George Orwell once said that if you want a vision of the future, imagine a boot stamping on a human face forever.
In DC, that future is now:
Mark Witaschek, a successful financial adviser with no criminal record, is facing two years in prison for possession of unregistered ammunition after D.C. police raided his house looking for guns. Mr. Witaschek has never had a firearm in the city, but he is being prosecuted to the full extent of the law. The trial starts on Nov. 4.
The police banged on the front door of Mr. Witaschek’s Georgetown home at 8:20 p.m. on July 7, 2012, to execute a search warrant for “firearms and ammunition … gun cleaning equipment, holsters, bullet holders and ammunition receipts.”
None of that is illegal under the Constitution. And the last part isn’t illegal under DC law (where which “shall not be infringed” means “licensed, restricted, forbidden, and banned for all but the ruling class”).

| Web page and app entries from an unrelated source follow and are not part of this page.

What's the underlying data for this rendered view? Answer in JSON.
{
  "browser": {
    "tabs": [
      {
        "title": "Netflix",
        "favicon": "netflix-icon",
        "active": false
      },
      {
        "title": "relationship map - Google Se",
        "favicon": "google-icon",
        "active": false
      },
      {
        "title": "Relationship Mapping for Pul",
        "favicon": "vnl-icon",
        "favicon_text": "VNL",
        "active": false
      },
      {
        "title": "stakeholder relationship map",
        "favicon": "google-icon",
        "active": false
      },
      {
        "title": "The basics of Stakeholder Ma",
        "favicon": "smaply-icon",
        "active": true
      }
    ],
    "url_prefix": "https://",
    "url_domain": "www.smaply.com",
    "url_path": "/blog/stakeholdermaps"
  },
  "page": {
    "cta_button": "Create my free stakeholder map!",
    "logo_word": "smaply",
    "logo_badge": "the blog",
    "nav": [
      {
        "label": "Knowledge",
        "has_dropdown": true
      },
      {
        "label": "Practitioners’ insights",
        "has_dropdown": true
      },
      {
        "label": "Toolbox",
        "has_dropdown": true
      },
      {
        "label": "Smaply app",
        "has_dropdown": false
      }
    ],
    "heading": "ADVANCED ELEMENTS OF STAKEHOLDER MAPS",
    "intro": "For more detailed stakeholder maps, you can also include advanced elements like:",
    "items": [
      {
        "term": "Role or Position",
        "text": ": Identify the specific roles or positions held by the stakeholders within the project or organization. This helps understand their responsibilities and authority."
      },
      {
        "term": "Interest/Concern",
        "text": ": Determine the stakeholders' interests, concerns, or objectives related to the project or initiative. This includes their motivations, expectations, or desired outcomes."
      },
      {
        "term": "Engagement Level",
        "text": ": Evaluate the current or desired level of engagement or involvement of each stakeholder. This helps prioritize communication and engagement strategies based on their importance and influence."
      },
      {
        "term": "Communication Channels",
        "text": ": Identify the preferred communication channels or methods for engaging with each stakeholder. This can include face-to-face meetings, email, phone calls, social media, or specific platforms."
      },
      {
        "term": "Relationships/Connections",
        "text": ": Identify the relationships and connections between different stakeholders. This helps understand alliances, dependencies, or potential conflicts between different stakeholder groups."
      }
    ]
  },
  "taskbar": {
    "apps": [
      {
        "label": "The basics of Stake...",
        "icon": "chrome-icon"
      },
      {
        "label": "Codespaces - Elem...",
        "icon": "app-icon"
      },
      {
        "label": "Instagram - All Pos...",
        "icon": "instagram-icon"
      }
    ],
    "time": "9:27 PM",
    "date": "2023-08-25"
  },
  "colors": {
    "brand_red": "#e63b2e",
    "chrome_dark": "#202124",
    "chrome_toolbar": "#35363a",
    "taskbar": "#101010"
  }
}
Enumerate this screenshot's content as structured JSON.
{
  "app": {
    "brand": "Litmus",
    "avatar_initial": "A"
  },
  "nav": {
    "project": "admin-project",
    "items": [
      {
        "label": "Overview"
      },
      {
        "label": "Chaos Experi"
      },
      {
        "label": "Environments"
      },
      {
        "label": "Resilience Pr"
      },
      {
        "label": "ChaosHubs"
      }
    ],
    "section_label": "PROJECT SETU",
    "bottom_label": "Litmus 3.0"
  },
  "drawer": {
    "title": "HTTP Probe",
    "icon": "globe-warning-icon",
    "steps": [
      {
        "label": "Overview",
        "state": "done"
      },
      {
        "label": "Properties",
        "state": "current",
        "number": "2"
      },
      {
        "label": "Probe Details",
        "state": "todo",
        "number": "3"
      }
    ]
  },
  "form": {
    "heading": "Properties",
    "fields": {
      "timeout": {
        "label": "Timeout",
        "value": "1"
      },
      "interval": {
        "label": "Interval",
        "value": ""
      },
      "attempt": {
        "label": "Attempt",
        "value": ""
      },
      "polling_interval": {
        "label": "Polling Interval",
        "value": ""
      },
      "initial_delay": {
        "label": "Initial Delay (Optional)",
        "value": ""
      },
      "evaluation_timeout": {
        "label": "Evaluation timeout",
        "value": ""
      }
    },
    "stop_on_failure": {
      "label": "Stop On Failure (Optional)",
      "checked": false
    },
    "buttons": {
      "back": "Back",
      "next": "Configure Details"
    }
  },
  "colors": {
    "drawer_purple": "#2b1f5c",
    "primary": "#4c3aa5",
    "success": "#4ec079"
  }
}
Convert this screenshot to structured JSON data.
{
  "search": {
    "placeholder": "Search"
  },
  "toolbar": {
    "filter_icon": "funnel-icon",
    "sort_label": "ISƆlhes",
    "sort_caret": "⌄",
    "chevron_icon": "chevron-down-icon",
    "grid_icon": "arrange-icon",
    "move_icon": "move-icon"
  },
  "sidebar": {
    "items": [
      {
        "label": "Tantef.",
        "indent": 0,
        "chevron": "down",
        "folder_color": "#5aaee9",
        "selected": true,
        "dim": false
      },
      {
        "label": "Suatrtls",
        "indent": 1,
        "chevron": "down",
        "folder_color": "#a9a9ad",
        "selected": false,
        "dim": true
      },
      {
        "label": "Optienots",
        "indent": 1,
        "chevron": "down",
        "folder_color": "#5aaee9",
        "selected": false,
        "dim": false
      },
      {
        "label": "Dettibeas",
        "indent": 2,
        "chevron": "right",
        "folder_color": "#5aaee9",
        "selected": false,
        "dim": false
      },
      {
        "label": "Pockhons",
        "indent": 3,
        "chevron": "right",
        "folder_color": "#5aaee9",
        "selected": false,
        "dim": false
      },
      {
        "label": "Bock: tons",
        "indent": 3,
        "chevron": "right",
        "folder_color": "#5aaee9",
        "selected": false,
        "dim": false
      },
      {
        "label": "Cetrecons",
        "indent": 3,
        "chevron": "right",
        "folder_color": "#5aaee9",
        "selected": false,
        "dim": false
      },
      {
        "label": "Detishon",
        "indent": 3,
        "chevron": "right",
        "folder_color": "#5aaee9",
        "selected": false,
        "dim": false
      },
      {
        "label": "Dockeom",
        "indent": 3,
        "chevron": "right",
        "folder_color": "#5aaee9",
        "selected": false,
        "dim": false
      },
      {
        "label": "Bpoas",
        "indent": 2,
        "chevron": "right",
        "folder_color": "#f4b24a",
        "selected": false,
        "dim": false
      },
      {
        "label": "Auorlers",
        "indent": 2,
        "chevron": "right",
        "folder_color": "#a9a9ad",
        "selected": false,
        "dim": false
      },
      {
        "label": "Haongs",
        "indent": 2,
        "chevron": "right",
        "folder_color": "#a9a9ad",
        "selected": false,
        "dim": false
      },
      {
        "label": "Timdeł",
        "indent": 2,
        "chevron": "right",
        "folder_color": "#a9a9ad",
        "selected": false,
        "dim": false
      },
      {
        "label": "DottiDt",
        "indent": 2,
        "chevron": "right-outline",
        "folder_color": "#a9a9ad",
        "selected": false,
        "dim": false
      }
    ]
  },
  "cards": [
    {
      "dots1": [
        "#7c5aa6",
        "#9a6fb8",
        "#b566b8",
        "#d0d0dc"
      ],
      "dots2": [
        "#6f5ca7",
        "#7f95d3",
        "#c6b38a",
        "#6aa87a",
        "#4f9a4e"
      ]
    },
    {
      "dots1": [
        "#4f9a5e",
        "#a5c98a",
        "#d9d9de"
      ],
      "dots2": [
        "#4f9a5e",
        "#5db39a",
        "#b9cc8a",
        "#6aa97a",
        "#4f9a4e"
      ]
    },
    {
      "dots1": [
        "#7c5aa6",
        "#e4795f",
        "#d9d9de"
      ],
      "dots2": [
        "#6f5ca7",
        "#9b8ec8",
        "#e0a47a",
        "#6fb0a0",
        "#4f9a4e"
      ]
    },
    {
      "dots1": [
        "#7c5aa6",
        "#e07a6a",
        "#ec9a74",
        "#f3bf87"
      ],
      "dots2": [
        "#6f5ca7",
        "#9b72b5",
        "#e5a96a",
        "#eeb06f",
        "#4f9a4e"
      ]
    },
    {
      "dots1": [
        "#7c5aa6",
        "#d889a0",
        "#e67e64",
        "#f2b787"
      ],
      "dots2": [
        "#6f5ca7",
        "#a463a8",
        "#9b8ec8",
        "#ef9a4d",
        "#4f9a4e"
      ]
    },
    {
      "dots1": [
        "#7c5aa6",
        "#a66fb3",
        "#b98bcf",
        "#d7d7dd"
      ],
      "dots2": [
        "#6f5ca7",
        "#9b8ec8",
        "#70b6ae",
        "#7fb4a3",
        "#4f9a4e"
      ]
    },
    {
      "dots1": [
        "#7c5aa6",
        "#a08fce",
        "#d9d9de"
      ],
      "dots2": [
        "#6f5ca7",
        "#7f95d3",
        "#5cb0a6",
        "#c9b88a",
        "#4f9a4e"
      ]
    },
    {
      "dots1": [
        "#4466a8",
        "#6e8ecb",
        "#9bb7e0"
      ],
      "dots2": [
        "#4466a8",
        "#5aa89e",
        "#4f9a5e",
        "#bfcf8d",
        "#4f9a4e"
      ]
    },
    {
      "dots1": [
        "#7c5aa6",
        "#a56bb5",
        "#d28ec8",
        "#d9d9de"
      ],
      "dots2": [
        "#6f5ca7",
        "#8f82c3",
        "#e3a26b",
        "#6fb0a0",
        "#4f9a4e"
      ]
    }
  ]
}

His 16-year-old son was in the shower when the police arrived. “They used a battering ram to bash down the bathroom door and pull him out of the shower, naked,” said his father. “The police put all the children together in a room, while we were handcuffed upstairs. I could hear them crying, not knowing what was happening.”
DCPD hard at work terrorizing children and teenagers. I guess they must’ve wanted to do this Elian Gonzales-style.
The police shut down the streets for blocks and spent more than two hours going over every inch of his house. “They tossed the place,” said Mr. Witaschek. He provided photos that he took of his home after the raid to document the damage, which he estimated at $10,000.
The police found no guns in the house, but did write on the warrant that four items were discovered: “One live round of 12-gauge shotgun ammunition,” which was an inoperable shell that misfired during a hunt years earlier. Mr. Witaschek had kept it as a souvenir. “One handgun holster” was found, which is perfectly legal.
“One expended round of .270 caliber ammunition,” which was a spent brass casing. The police uncovered “one box of Knight bullets for reloading.” These are actually not for reloading, but are used in antique-replica, single-shot, muzzle-loading rifles.
Your federal tax dollars at work.
Emily Miller makes the same point I would:
Police Chief Cathy L. Lanier reserves such harsh tactics for ordinary citizens. When NBC News anchor David Gregory violated the gun-registration law last year by wielding an illegal 30-round magazine on live television, he was not arrested.
Mr. Nathan also gave Mr. Gregory a pass, writing that prosecuting him “would not promote public safety.”
Witaschek is looking at two years in prison for the shotgun shell and the brass. Also noteworthy is that the DCPD skipped over to Virginia, where he keeps his guns, in order to go after him there.
Two weeks after the June raid, D.C. police investigators went to his sister’s house — unaccompanied by Virginia police and without a warrant — and asked to “view” the firearms, according to a police report. She refused. The next day, the D.C. police returned to her house with the Arlington County police and served her with a criminal subpoena.
Looks like that’s pretty conclusive evidence that if they know you have guns, they’ll go after you. What triggered all this? A false statement by an ex-wife that was found “without merit” by a judge. Commenting on the tyranny of family law and how it’s horribly biased is a whole other can of worms, though.
In the meantime, it’s important to realize that this man’s children were dragged naked and handcuffed into a room while his house was ransacked and the entire block was shut off so a dud shotshell and a brass case could be found. I’m sure that’s what the Founders meant by “shall not be infringed”, and non-sarcastically, this is what the left means by “reasonable gun control”.
No word on whether the DCPD is going to be wearing some snazzy Hugo Boss uniforms with skulls on them yet.
Updated with Professor Jacobson’s newer version of the David Gregory meme replacing the older one to more accurately represent the case, too.